More than 600 visitors and inquiries poured into the Student Administrative Center during the first three weeks of the fall semester alone. They were handled there, allowing instructors and advisors to deal with other tasks during the hectic days when classes begin. Students like the one-stop service they get at the center.

"Sybil brings a personal touch and caring attitude to her tasks," Hall said. "She will delay or even forego lunch to serve a line of students. She sees beyond the merely logistical part of her position to the people she serves, and she serves them very well."

James R. McKenna, associate professor and departmental undergraduate recruiter, gives Phoenix high marks for her ability to manage recruiting correspondence to as many as 700 potential students at a time.

"She has organized our recruiting correspondence to the point that she can tell me essentially instantly what has gone out to whom and when," McKenna says. "This has been no small task, and the benefits have been great."

Charles Shorter

By Stewart MacInnis

People should be able to look at Virginia Tech's College Farm and see a model agricultural operation. That is a goal that drives Charles P. "Chuck" Shorter as he manages the crop-production operations at the college's Montgomery County farm.

His success in pursuing that goal earned him the 1997 President's Award for Excellence to be presented during Founders Day activities.

"Chuck is a very progressive thinker and believes the College Farm should be a model for Virginia producers," said Dwight Paulette, farm coordinator. "He constantly gleans information from our [agriculture] Extension specialists and researchers and incorporates those recommendations into our operations."

Shorter supervises employees in the production of more than 1,600 acres of corn, rye, alfalfa, barley, and hay. Paulette said Shorter's management ability allows him to make maximum use of resources while his leadership ability has earned him the respect of subordinates.

J.P. Fontenot, professor of animal science, praised Shorter's commitment to the university. "During illnesses of persons working under him or during inclement weather, he makes sure that the animals are cared for," Fontenot said. "For example, during heavy snows during the past two winters when the roads were closed, he personally went to Kentland and fed and took care of the animals."

He also praised Shorter for his support to researchers, who depend on the farm crew carrying out detailed protocols concerning crop or animal management. "His expertise and devotion contribute to the success of the research; hence, he makes the projects leaders `look good,'" Fontenot said.

Scott Hagood, professor of weed science, also rated Shorter's support of researchers as outstanding. "Chuck has an unusual sense of dedication to his job, and devotes whatever time is required to completion of his work," Hagood says. "This work ethic is appreciated by those who he supervises, and results in excellent productivity by the entire crew."
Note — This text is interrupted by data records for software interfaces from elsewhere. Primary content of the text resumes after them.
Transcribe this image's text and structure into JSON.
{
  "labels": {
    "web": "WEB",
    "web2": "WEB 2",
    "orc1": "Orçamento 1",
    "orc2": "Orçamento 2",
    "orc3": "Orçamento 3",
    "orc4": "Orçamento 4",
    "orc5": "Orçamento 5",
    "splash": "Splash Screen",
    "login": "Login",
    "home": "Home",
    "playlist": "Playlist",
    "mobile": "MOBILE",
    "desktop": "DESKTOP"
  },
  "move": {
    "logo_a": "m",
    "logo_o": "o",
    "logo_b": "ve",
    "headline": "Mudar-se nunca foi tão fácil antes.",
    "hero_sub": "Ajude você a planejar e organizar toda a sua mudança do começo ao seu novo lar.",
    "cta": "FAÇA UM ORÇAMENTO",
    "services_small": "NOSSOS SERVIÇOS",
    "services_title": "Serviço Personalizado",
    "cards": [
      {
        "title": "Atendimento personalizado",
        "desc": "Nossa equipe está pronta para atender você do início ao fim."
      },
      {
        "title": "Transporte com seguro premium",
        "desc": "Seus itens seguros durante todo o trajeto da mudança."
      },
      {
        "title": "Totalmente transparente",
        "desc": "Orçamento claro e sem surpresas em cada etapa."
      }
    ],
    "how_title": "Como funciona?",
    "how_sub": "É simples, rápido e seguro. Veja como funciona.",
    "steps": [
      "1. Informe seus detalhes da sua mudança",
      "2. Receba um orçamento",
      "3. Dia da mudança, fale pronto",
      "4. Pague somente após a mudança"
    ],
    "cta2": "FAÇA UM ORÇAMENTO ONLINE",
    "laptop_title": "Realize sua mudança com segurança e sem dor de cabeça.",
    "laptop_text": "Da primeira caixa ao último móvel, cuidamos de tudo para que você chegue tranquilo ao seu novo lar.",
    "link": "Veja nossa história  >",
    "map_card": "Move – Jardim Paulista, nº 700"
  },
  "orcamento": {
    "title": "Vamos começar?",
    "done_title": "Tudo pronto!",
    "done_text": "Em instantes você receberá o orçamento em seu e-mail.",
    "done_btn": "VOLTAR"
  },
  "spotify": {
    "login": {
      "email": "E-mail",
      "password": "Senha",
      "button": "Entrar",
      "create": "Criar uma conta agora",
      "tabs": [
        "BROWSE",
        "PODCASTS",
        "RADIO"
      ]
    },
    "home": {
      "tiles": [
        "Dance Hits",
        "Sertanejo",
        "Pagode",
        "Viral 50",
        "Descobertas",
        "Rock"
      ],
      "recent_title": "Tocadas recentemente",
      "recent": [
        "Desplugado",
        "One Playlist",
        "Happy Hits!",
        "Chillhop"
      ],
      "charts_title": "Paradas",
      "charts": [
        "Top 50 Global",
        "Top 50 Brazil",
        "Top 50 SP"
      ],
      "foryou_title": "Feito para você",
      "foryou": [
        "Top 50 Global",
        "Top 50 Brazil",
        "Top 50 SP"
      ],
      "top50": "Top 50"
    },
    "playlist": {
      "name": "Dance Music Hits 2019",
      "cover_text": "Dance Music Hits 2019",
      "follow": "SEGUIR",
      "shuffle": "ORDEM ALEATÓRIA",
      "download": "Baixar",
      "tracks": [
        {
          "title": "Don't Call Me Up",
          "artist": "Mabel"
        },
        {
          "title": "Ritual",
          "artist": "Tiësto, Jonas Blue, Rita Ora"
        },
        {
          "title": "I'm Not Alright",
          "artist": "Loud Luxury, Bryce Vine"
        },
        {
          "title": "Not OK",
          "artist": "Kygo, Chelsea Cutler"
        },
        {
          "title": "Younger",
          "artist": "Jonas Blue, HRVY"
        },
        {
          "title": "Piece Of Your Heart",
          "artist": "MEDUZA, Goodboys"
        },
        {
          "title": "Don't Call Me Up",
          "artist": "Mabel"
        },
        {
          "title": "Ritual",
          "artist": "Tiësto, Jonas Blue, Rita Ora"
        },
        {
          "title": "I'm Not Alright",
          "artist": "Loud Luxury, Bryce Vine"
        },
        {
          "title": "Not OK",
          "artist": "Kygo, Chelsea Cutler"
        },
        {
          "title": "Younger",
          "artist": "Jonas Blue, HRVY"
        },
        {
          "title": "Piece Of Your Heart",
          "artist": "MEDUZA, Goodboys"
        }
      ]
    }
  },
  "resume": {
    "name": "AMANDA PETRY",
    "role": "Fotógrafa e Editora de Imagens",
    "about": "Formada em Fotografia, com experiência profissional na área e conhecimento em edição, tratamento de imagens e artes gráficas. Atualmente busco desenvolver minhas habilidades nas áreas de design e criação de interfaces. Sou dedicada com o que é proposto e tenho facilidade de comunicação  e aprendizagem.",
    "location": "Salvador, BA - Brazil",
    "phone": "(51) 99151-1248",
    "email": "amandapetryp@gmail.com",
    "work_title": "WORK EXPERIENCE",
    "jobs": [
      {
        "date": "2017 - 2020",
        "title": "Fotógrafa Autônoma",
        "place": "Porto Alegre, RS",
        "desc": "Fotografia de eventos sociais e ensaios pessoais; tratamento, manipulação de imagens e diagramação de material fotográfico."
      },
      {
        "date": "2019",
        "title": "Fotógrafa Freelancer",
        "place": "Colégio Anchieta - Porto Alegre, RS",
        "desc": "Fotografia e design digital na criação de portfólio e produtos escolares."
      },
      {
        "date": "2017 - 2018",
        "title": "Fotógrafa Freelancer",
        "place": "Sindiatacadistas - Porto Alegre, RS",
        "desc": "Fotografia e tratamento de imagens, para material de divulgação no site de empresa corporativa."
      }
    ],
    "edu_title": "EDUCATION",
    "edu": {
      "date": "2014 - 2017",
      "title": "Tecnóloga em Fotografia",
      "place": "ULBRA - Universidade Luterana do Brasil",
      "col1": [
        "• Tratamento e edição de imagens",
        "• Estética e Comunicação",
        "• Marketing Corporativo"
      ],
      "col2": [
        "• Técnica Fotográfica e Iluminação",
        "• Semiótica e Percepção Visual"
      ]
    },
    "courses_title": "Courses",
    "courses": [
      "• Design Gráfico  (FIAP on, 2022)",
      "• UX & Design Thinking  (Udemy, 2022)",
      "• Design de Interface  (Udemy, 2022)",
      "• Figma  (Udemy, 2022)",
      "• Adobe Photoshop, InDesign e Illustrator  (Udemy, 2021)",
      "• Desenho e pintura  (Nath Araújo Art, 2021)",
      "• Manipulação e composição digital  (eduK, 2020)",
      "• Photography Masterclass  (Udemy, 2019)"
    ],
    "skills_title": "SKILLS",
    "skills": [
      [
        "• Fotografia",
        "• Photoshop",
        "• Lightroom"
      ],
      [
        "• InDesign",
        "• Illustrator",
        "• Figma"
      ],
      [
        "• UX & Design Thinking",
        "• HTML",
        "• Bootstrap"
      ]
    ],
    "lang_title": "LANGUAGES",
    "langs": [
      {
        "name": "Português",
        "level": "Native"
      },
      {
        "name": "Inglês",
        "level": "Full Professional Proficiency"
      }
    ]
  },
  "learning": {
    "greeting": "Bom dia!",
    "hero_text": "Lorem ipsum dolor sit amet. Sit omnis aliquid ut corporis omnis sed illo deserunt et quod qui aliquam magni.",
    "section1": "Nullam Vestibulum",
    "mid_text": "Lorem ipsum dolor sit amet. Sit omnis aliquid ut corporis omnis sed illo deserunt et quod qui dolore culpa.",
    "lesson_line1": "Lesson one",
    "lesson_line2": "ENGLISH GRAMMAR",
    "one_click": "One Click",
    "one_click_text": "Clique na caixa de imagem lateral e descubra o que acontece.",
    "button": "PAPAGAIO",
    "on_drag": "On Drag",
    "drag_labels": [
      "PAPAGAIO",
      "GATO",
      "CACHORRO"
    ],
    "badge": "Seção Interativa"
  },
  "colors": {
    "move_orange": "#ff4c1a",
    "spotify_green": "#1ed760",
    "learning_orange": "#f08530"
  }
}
Shorter has worked for the College Farm for 21 years, and he has been agricultural manager for six years.